Fedullo to Stress Schools, Judicial Ratings System
Incoming Philadelphia Bar Association Chancellor William P. Fedullo said that supporting the city's school district and re-examining the bar's judicial ratings system would be among his top priorities during his yearlong term starting Jan. 1.
Fedullo, an attorney at Rosen, Schafer & DiMeo, delivered his inaugural address Tuesday before a crowd of attorneys, judges and elected officials gathered at the Hyatt at the Bellevue in Philadelphia.
In an interview with The Legal, Fedullo said that in light of the 60th anniversary of the landmark U.S. Supreme Court decision in Brown v. Board of Education, he aims to step up the bar association's initiatives in supporting Philadelphia's public school system.
"I think the bar association needs to live up to what Brown v. Board of Education talked about," Fedullo said. "That includes making sure that the schools are fully funded."
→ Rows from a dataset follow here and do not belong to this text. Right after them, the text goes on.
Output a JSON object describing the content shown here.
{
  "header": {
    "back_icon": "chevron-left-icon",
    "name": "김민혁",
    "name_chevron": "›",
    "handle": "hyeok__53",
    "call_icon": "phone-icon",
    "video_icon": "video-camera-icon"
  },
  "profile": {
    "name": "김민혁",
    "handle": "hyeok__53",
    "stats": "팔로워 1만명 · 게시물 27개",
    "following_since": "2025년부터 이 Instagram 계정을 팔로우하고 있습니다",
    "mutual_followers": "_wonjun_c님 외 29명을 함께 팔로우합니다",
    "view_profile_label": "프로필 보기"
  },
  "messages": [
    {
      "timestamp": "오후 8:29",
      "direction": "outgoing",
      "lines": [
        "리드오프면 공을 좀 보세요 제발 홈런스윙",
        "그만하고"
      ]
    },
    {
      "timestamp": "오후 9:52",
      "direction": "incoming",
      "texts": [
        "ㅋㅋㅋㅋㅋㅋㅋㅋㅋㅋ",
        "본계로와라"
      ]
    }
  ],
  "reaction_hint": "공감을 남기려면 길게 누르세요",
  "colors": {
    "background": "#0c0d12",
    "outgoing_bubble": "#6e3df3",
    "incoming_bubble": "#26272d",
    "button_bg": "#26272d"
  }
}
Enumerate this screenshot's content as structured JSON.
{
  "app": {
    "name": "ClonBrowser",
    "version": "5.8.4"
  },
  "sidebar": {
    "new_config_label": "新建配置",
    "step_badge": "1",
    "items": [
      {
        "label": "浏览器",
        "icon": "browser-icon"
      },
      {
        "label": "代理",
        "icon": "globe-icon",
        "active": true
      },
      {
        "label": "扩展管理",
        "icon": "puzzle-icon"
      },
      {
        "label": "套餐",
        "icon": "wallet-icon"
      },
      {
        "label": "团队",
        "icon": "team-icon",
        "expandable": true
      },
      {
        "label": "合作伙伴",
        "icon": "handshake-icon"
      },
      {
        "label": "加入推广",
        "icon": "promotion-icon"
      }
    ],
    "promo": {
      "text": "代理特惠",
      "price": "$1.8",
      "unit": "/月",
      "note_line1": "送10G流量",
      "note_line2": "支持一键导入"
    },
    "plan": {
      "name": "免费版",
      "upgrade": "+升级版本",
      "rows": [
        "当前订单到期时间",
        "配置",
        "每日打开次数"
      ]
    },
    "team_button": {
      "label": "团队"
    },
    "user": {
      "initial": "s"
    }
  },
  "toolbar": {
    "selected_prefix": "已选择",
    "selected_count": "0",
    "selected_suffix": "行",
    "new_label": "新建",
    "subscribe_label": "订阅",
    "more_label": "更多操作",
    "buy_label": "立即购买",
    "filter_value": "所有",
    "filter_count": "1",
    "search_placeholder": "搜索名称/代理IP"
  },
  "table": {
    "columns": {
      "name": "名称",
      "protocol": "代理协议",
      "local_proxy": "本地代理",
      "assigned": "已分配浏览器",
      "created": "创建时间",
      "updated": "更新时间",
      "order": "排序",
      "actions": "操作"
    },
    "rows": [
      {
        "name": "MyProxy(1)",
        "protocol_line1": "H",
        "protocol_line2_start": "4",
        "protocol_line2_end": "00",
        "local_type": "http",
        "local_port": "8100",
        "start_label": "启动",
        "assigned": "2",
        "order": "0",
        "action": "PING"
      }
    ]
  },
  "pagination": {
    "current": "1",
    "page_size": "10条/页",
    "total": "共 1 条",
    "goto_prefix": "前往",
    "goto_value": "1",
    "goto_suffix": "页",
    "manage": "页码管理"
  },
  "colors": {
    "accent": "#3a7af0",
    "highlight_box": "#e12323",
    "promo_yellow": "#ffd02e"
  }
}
Fedullo noted that many members of the bar were educated in the city's schools, including Philadelphia Court of Common Pleas President Judge Sheila Woods-Skipper.
"I'm wondering if kids nowadays are having the same opportunities that these folks got. With all the cutbacks that are occurring, there's a concern that basic services are not being delivered," Fedullo said. "There are no nurses in some schools; there are no counselors in some schools. We want to do everything we can as a bar association to help the school district."
Appointing a task force to formulate ways to help is one avenue that Fedullo said he wants to pursue. Another is to continue the collaboration with the bar and Temple University's Law Education and Participation (LEAP) program, which educates middle and high school students about becoming lawyers.
"I think it's important for the bar association to put its full weight behind the school district, especially in this time of need," Fedullo said. "I want to influence people who aren't engaged in doing that to do so."
Fedullo mentioned that he also wants to re-examine the bar association's candidate ratings system for the city's common pleas and municipal court elections.
"I'm going to look at how we do it, how we can tweak the system, whether or not we need to add another rating possibly beyond 'recommended' and 'not recommended,'" Fedullo said.
One of the issues that will be considered is whether the bar association should reveal its specific reasoning behind why certain candidates are endorsed and others are not, Fedullo said.
Additionally, Fedullo mentioned that he wanted to review the judicial election process on the whole, including the fairness of ballot position.
"Sometimes if you draw the top ballot spot, you automatically become the top ballot spot for judge. Is that a fair process? What can we do about that?" Fedullo asked. "What if someone two years out of law school comes and draws top ballot position? Are they all of a sudden ready to be a judge? That doesn't seem fair for a lot of reasons."
"We're hoping that by the end of my year we're going to have a process that gets the word out to the citizens through the media to elect only the recommended candidates," Fedullo continued, "until merit selection comes to pass."
An upcoming event that Fedullo said he and the bar are looking forward to is the 2014 World City Bar Leaders Conference, hosted for the first time in Philadelphia.
The conference consists of lawyers from major metropolitan centers across the globe convening once a year in a chosen city to discuss issues facing the legal profession and developments in law.
"This is a real gem that we're getting because they don't pick a city unless they consider you world-class," Fedullo said. "We're going to have bar leaders from London and Paris, from Italy and Russia and China. We intend to have a great program for them."
Fedullo said he wants to take this opportunity to showcase to the world the bar's progress in terms of its civil Gideon initiatives.
Of civil Gideon, Fedullo said, "We'd like to make that a reality, we'd like that to be funded. There's been some great leadership with regard to Chief Justice Castille in this issue. So we're hoping that this comes to fruition this year."
Finally, Fedullo said the bar is developing a "Law Firm Laboratory," or a program that details how attorneys can forge their own firms and independent practices.
"It's for young lawyers and lawyers who may want to go out on their own. We intend to run the series throughout the year to help these lawyers, because employment issues are serious in our profession right now, especially for young folks coming out of school," Fedullo said. "We want to show them how an Alan Feldman did it or how many others who have started successful practices have done it."
During his speech, Fedullo thanked his wife, Shelli Fedullo, who is a partner at Wilson Elser Moskowitz Edelman & Dicker; his son, Bill Fedullo; outgoing Chancellor Kathleen D. Wilkinson; and several other members of the bar association for their support and encouragement.
William Fedullo will be the 87th chancellor of the bar association. He served as vice chancellor from 2011 to 2012 and has twice served as the chair of the association's Commission on Judicial Selection and Retention. Fedullo is a graduate of Delaware Law School, now Widener University School of Law.